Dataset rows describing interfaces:

------------------------------------------------

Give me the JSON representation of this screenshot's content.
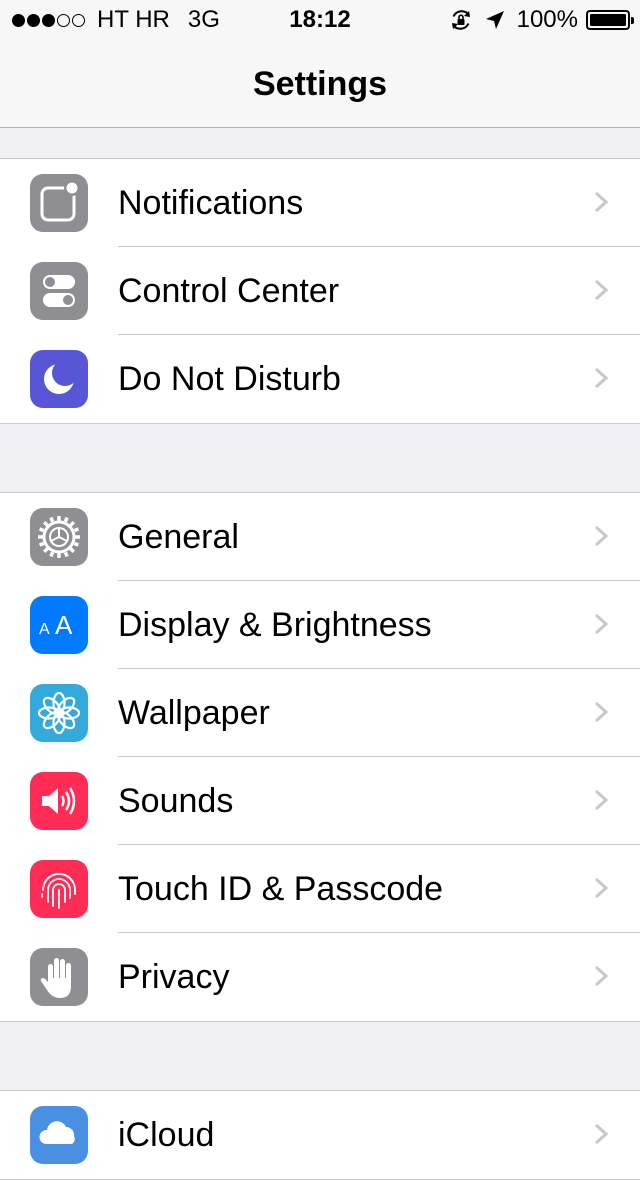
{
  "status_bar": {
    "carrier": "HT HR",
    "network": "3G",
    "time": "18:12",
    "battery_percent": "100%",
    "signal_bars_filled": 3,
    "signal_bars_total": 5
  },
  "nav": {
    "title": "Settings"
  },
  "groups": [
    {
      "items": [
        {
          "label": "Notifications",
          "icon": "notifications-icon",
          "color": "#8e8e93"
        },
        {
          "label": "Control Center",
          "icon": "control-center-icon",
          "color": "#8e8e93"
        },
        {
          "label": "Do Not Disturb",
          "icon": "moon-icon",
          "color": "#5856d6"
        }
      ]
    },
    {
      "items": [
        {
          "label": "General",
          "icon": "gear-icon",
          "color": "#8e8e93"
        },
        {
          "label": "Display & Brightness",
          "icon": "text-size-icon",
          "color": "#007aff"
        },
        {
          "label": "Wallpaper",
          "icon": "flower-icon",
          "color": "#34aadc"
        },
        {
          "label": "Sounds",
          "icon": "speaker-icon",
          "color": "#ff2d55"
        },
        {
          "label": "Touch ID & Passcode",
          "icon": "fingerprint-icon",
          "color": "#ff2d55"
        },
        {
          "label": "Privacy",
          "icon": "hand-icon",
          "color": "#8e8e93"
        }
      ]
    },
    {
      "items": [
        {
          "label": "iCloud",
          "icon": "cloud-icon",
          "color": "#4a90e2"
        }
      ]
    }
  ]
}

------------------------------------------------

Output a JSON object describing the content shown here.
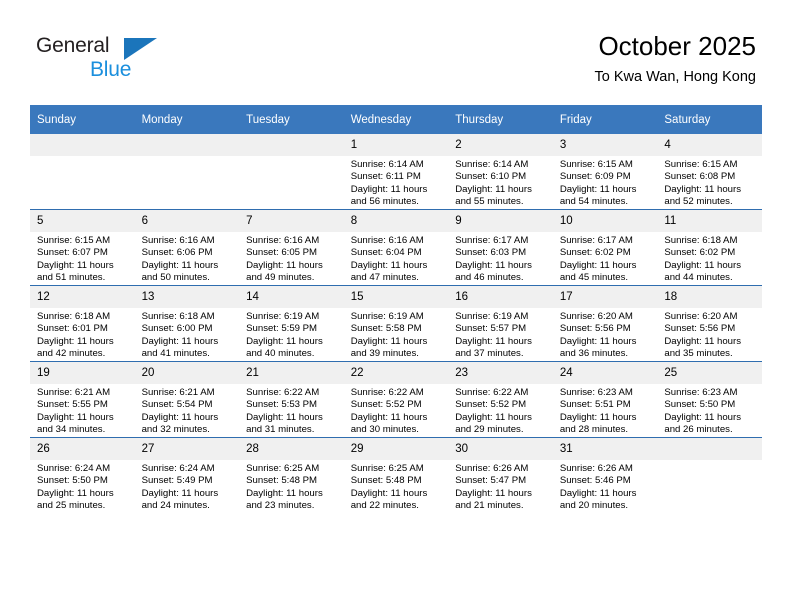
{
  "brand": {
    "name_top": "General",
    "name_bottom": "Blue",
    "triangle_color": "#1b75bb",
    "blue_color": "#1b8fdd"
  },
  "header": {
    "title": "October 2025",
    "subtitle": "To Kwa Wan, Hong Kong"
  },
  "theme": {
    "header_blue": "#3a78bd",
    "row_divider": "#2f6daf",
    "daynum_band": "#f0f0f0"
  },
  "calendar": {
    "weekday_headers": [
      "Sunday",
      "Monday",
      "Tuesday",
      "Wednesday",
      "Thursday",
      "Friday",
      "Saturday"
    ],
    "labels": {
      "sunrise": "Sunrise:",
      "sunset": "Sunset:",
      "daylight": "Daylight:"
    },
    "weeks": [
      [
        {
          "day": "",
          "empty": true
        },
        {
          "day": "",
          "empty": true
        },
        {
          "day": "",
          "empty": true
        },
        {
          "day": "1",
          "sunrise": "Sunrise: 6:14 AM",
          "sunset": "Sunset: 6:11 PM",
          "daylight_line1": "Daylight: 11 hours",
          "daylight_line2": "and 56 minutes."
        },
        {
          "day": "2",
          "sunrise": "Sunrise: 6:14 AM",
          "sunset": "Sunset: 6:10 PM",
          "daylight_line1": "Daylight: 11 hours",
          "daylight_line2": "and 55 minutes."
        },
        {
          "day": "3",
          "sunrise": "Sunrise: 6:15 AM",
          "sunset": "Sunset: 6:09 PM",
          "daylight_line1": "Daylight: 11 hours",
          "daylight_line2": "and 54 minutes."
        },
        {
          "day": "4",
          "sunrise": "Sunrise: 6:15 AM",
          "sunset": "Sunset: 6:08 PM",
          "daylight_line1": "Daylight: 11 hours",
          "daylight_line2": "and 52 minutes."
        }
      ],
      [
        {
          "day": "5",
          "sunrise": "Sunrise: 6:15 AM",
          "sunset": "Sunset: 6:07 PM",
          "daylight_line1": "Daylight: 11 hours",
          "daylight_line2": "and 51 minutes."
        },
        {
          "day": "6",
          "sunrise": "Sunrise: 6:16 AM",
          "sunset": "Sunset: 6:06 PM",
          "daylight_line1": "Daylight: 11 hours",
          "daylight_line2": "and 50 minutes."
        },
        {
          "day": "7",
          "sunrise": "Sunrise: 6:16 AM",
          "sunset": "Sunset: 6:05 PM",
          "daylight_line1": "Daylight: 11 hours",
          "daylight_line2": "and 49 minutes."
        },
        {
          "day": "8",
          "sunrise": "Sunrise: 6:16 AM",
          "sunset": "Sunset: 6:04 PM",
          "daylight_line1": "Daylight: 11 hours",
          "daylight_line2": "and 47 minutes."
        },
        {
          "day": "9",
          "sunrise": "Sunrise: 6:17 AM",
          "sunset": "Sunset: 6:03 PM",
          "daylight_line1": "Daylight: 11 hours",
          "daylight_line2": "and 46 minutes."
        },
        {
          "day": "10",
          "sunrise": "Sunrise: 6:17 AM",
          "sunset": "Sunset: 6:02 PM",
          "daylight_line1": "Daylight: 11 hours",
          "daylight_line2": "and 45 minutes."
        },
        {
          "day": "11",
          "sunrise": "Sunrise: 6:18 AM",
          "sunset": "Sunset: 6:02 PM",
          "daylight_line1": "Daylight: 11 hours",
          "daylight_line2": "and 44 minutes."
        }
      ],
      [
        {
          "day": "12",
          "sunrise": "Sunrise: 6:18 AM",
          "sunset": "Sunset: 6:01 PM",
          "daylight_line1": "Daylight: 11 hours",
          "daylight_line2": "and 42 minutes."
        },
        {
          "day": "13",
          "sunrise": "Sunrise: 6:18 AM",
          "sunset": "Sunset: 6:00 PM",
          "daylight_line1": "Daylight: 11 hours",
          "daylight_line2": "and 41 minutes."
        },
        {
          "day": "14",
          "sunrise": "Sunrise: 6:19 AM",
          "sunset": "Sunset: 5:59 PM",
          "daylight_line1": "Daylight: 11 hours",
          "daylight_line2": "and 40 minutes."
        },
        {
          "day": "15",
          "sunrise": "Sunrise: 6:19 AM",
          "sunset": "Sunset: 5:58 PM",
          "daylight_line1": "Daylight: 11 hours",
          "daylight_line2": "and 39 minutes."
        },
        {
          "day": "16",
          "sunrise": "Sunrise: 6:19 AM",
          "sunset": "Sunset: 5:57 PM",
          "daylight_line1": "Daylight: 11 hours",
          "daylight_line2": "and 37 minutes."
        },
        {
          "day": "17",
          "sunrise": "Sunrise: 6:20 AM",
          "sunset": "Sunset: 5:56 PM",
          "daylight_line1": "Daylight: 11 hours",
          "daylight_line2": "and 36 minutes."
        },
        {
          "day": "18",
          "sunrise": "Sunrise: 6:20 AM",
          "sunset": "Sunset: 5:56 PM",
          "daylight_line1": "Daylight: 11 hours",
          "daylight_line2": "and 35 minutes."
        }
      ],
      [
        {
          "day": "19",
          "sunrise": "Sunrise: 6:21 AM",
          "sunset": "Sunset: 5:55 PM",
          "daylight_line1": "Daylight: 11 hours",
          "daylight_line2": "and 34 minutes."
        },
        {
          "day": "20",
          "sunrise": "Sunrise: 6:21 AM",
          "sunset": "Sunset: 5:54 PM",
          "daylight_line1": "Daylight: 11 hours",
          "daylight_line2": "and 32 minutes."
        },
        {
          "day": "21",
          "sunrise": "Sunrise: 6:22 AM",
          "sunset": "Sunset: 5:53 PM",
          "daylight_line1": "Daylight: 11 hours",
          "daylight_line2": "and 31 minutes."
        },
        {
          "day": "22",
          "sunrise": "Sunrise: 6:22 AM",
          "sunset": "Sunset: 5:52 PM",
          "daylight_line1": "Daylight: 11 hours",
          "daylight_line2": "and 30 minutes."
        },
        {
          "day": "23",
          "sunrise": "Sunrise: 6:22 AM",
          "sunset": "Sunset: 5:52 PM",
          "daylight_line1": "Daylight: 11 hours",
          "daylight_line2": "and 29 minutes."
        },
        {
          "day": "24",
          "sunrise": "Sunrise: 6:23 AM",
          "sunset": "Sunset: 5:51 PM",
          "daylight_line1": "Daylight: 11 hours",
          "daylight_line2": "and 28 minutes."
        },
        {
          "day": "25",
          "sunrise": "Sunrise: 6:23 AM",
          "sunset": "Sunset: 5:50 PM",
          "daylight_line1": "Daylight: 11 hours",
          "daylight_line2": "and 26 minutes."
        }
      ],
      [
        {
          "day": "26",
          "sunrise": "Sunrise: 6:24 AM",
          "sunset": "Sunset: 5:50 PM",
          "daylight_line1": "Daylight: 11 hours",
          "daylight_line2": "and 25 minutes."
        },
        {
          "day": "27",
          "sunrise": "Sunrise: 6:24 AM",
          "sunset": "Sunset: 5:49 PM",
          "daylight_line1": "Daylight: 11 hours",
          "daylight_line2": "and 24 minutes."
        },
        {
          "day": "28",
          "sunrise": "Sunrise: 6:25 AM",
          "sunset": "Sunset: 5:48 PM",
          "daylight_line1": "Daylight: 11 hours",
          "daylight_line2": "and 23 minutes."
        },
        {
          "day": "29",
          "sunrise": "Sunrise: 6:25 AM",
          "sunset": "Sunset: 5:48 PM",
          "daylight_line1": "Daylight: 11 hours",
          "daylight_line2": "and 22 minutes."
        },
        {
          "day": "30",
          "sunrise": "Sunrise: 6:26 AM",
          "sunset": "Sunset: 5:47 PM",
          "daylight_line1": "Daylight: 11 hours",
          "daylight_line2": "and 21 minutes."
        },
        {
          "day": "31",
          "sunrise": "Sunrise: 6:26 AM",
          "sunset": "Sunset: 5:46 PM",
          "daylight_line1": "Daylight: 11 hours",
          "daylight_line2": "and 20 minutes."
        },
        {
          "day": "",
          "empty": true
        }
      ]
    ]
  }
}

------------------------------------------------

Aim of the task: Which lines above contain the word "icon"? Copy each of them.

Finished task:
          "icon": "notifications-icon",
          "icon": "control-center-icon",
          "icon": "moon-icon",
          "icon": "gear-icon",
          "icon": "text-size-icon",
          "icon": "flower-icon",
          "icon": "speaker-icon",
          "icon": "fingerprint-icon",
          "icon": "hand-icon",
          "icon": "cloud-icon",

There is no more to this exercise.